Can Time Travelers
Go Back To Fix This Mess?
By James Donahue
One reason the Matrix
film series is so popular is because it suggests that we live in a make-believe world where events can be altered by master
game players at the push of a button.
As humanity rushes headlong
into the threat of extinction because of over-population, reckless environmental policies and consequently a polluted, dying
and over-heating planet, we seem incapable of fixing our desperate condition. Not only can we not fix it, we seem incapable of agreeing that it even exists.
As an old science fiction
buff, I have been unable to avoid entertaining the thought that perhaps time travel is possible, and that somehow, at the
last moment, we might discover a way to send someone back into the past who can do one thing to alter current events and save
the day. But if it were possible,
just where would we send this time traveler, and just what mission could he or she have that would make such an impact
on today’s hopeless world?
Might Henry Ford be encouraged
to develop cars operating on alternative forms of energy? Might Thomas Edison be persuaded to listen to the voice of the late
Nikola Tesla and choose a cleaner way of generating power for mankind? Perhaps we could have persuaded Saul of Tarsus not to make that
historic trip down the road to Damascus where he
encountered an angel and consequently launched the religious movement that became Christianity.
A report by physicists
Daniel Greenberger of the City University of New York, and Karl Syozil of the Vienna University of Technology in Austria,
suggests that the laws of quantum physics seem to permit time travel, but prohibit the paradoxical problem of altering the
present because of the things we might do in the past.
The theory they present
is complex, but it suggests that quantum objects split their existence into multiple component waves, each following a distinct
path through space-time. They believe that even if a person were to travel back to the past, they would unlikely be in places
where they might interfere destructively with an event and change the present.
While it may be good
news among sci-fi buffs who worry about the paradox of going back in time and destroying themselves by accidentally killing
their grandfathers, it also suggests that nothing we do can alter the course we have chosen for mankind in general, even if
we succeed in going backward in time.
Suppose, however, that
time is a relative creation of the human mind which is our way of putting events in perspective. Outside of our three-dimensional
existence, however, entities that exist in a spirit universe around us live outside the boundaries of space and time. Thus
they can see our future as well as our past because they exist in all places at the same time.
Taking this one step
farther, can we perceive of ourselves as the creation of our own universe, or perhaps a living portion of the creator, which
is, like all living beings beyond our three-dimensional existence.
Are we not, then, capable
of fixing our dilemma by mere thought? Have we not been duped into creating an end-of-the-world scenario because of perverted
religious belief systems? And is the solution to this crisis no more complex than the collective will of a certain number
argue that humans living today lack the mental and technical ability to stop the ecological train wreck we are bringing

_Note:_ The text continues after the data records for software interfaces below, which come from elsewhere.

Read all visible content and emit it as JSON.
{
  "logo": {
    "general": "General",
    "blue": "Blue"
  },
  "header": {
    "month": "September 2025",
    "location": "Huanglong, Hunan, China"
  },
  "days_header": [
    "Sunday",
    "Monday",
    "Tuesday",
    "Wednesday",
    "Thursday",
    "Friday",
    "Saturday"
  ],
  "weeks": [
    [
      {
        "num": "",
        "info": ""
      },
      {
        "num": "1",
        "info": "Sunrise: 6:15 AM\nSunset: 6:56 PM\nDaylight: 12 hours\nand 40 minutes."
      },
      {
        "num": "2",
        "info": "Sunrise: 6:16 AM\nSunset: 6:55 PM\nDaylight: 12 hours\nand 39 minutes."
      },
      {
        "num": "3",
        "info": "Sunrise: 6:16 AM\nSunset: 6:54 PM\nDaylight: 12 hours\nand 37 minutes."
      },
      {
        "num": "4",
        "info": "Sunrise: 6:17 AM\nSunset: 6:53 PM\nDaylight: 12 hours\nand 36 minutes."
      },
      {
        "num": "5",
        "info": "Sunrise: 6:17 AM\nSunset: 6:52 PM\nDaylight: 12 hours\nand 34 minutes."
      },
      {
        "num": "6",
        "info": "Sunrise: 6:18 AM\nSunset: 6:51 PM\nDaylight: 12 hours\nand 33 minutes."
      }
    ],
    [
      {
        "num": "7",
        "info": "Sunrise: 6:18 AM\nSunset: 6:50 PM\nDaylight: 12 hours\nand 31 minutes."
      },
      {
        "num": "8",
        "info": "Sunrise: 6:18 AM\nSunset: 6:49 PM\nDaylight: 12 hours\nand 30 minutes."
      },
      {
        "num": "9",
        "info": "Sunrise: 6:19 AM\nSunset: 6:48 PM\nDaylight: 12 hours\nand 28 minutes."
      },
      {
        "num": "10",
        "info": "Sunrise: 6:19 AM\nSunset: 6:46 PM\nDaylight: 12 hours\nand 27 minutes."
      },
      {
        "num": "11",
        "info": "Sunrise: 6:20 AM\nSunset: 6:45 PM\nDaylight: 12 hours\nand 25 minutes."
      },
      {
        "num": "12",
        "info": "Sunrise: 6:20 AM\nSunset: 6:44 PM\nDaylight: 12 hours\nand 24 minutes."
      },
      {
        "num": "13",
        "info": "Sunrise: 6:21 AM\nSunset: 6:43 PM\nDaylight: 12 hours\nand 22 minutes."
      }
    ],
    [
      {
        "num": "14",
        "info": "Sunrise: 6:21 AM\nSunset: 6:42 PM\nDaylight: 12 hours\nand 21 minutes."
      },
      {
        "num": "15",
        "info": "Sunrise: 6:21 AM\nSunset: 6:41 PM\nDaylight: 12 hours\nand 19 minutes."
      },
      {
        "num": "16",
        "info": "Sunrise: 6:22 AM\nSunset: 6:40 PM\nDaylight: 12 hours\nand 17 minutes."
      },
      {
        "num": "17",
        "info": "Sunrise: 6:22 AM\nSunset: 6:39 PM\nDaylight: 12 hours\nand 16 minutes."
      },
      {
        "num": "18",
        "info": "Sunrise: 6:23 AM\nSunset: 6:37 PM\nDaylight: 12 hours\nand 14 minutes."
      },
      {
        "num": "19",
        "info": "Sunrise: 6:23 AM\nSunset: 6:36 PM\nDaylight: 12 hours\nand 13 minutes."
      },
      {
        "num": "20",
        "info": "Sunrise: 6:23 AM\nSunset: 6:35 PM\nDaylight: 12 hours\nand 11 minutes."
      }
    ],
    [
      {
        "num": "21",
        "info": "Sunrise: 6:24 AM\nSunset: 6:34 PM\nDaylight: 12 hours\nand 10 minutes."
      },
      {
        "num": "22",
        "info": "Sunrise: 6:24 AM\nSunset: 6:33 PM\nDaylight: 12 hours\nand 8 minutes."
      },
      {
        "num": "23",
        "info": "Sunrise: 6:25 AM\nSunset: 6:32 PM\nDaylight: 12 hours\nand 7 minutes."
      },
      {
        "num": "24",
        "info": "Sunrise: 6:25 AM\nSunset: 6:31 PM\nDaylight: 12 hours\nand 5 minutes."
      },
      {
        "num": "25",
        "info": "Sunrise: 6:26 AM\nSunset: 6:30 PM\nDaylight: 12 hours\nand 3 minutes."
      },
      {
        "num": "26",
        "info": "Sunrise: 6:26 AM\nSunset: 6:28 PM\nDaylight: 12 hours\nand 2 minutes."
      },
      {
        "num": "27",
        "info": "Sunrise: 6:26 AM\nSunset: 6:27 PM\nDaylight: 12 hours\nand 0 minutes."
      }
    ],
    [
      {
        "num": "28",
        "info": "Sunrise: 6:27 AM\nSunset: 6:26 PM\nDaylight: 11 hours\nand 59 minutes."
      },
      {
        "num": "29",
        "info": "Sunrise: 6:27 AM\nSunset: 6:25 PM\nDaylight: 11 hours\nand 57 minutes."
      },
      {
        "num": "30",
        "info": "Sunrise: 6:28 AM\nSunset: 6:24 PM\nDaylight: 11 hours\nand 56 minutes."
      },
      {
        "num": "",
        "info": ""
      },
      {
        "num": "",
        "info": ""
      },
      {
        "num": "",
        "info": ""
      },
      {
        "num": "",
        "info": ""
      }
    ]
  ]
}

upon ourselves. If we refuse to seek, or are incapable of finding a solution for fixing our planet in its current state, can
we then send a remnant of our numbers back into history to start the process over?
this can be achieved, will this new generation choose a different path and avoid the pitfalls that are falling on our heads
today? And if it is possible now . . . if the story of Noah was, indeed, a twisted
version of a remnant of humanity escaping a similar dilemma via a time machine . . . will we fall into the same traps?
nagging question comes to mind: If we did it before, did the process occur even before Noah? Are we not caught in an endless
repetitive drama that keeps us forever struggling, like people caught in a circling door?
not doomed to remain in this hellish existence, enduring the pain and suffering created by the religiously controlled society
in which we live, forever repeating our journey until we eventually find the right path?